The “secret” formula for voting

The Electoral Commission commissioned psycholgists to develop a formula to predict voting behaviour. It is part of the Commission’s attempts to encourage voter trunout in May’s local elections in England.

How do you score?

For polticial parties, how many of the factors identified are they in a position to influence?

C (Personal contact by party) is an easy one. I (A belief that any of the parties can handle important issues) is probably a perception based on performance between elections. N (Perception of the nature of the national competition between the parties) influenced both between and at elections. Little can be done about S (Perception of how safe the local seat is) in many seats and V (Perception that my vote will count) probably depends more on the tightness of the polls. P (Parental interest in politics) and D (Sense of voting as a duty) impossible or very difficult for political parties to change or influence.

  • I clicked calculate, nothing happened.

  • fair_deal

    PP

    It calculates when I try it.

  • George

    When I tried to answer it honestly:

    “Up to now you have been disengaged with politics and cannot see why you should vote. But do you care about your rubbish being collected, your local library having books, your local roads and pathways being well-maintained or your local park having safe play facilities? If so, you care about local politics and can make a difference to these services and more with your vote on 4 May.”

    But if I put in the highest value I get this:

    “You do believe in having the right to vote, but are unsure as to whether it really will make a difference. So, should you vote or not? Yes, if you want good recycling facilities, sports centres, parking schemes and street lighting, because your local council runs all these services and your vote on 4 May will send a message about what sort of services you want and expect.”

    Seems a bit of a swizz to me.

  • Paul P

    I gaurantee no matter what your calculation is the comment you get would be some guff about how important your vote really is!

  • mick de dublin anarchist

    I got:

    “You believe voting is vital and you feel good when you vote – as a result you are very likely to vote. Make sure you tell everyone you know, in schools, supermarkets, over the garden fence and on the bus that you are voting and they should vote too. And make sure your kids and the kids of your friends know you are voting and that if they are over 18 they should vote too.

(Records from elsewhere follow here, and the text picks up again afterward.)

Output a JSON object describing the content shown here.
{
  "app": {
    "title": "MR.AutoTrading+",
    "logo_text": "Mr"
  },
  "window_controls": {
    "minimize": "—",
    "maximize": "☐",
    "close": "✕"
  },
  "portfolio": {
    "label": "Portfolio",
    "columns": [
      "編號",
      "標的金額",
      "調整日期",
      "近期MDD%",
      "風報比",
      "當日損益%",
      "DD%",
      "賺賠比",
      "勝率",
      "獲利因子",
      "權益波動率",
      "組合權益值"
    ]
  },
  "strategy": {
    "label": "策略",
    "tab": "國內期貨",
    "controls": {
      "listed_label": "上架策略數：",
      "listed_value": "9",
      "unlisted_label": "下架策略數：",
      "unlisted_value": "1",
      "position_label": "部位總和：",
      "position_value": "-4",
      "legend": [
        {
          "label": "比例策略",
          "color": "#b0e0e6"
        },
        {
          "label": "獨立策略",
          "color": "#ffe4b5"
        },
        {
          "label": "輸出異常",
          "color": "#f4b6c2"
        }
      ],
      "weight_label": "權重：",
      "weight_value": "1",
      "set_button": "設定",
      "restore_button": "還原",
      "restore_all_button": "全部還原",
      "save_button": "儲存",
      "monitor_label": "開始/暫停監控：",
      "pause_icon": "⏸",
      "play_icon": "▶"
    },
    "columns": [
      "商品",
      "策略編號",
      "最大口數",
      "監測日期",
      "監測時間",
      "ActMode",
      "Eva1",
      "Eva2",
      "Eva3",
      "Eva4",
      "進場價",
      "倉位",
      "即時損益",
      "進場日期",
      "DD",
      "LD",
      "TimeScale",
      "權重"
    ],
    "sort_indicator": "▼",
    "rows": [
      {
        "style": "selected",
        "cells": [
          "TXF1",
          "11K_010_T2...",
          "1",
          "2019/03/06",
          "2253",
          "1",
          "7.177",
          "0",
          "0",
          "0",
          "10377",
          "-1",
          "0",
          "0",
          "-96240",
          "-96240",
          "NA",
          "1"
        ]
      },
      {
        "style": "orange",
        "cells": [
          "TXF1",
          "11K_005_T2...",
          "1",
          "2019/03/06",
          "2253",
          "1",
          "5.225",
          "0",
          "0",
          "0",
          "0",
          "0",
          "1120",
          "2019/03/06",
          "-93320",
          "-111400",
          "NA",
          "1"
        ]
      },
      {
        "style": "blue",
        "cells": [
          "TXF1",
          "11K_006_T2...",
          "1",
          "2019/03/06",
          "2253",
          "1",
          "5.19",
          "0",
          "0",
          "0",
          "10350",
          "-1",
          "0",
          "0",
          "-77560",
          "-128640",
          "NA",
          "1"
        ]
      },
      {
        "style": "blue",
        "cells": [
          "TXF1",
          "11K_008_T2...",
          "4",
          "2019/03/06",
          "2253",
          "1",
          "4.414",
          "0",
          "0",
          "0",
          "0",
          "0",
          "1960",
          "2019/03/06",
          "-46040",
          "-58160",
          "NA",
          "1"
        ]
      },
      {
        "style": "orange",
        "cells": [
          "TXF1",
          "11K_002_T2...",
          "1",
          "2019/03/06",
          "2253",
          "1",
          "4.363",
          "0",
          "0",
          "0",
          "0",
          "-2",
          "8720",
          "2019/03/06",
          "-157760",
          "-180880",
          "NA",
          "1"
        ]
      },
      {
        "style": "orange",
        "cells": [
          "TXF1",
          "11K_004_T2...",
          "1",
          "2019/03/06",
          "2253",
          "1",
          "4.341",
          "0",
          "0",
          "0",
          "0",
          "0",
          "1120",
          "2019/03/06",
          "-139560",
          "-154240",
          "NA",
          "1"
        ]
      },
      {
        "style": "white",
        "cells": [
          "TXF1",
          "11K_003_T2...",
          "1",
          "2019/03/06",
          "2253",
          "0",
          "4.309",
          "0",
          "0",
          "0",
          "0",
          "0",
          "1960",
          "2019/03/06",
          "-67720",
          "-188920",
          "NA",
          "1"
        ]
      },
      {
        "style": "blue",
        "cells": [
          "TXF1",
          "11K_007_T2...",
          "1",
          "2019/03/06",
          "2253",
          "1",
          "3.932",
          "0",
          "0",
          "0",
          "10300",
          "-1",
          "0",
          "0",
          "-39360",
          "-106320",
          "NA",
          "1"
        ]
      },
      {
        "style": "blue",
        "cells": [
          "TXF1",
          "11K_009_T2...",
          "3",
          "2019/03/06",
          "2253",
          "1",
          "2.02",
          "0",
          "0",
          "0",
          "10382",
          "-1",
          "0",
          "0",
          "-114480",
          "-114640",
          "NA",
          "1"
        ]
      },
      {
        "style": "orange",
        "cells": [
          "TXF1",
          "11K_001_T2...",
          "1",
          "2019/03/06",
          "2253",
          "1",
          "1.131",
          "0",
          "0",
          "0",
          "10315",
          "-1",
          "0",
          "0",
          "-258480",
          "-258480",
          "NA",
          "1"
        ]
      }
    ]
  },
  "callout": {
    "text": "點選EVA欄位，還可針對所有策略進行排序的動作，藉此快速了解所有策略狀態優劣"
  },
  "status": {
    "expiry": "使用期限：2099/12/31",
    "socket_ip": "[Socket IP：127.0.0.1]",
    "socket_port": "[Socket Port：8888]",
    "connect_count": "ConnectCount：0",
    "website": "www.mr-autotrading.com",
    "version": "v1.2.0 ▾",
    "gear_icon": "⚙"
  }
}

Shout loud and proud, I vote because it makes a difference.”

    I voted:
    How much of a difference you think your vote will make to the result = 1
    How much do you think voting is a duty = 1

    From which I’ve deduced that the website is using the following algorithm

    foreach(user_input as vote) ignore(vote)
    print dumb_ass_propaganda

  • Henry94

    If you’re not going to vote how likely are you to take the test.

    They should have one for here with

    “You do believe in having the right to vote, but are unsure as to whether it really will make a difference. So, should you vote or not? No, if you want good recycling facilities, sports centres, parking schemes and street lighting, leave it to the two governments. Nobody you would dream of voting for has any contribution to make other than to drone on about their obsessions. why not just go to a movie on the day there’s a good lad”

  • TAFKABO

    I always believed in the saying If you don’t vote, don’t complain

    And I do like to complain.

    Scored 31 on the test, same result as post 5 .

  • Rubicon

    I got the same advice as Henry94!

    I’m going to see my shrink first thing in the morning!

    (Sorry Henry – joke I couldn’t resist).

    The interesting part of the formula is “C”. Perhaps I live in a rotten constituency but I’ve yet to be canvassed for my vote at ANY election over the past 10 years. When I lived in the Republic I was always canvassed – same in UK.

    Anyone else with this experience? Does turnout here have something to do with politicians presuming on their vote?

    (Agree with previous comments – the website is a joke).

  • smcgiff

    Scored 7. Don’t know what this means, but I always vote.

    There’s some serious flaws behind the formula, then again, it’s not meant to be a universal constant. It’s not like E=mc2. It’s an indicator.

  • The Devil

    Well I tried it and it said,

    “don’t even bother trying to vote the shinners have stolen yours”